By Barry J. Ewell
Place a piece of white paper directly on the microfilm viewing surface or printout and trace over the image. This will help you to decipher the way the census taker formed the letters so as not to misinterpret spelling of names and other data recorded in the census. Become familiar with the names in the locale you are searching. Make good guesses from even partially illegible entries. If needed, enlarge the image on screen or via magnifying glass to interpret what you see. You can enlarge or reduce the image as needed for clarity. Another idea is to turn the digital image from a positive image to a negative. Or lay a pink or yellow piece of paper on the viewing surface of the microfilm reader to enhance contrast. Copy entries exactly as you find them, even if you suspect they are incorrect.
- If you are having a hard time reading the census takers handwriting, take the time learn how he formed his letters such as a, f, h, j, p, and s. This is where I have found the most transcription errors. I will look for names/words that I know containing these letters and then compare how the census taker wrote the names of my ancestors.
- Search every line of the census district
- Look carefully at other people with same surnames
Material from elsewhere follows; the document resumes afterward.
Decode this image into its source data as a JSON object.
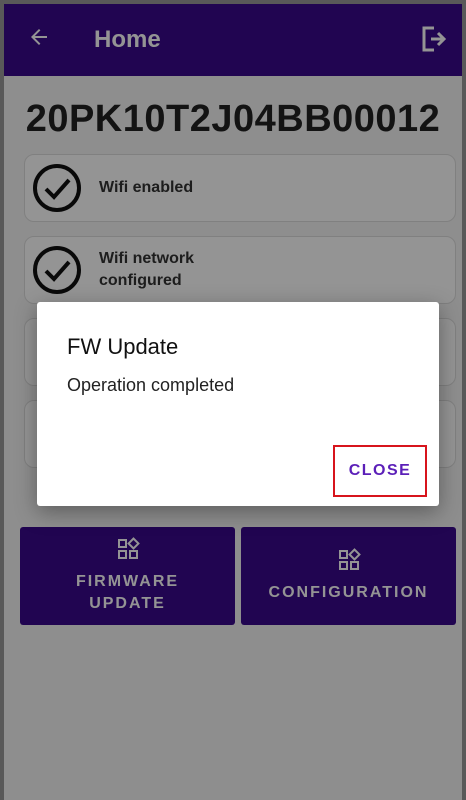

- Search all individuals living in the same household
- Search the state census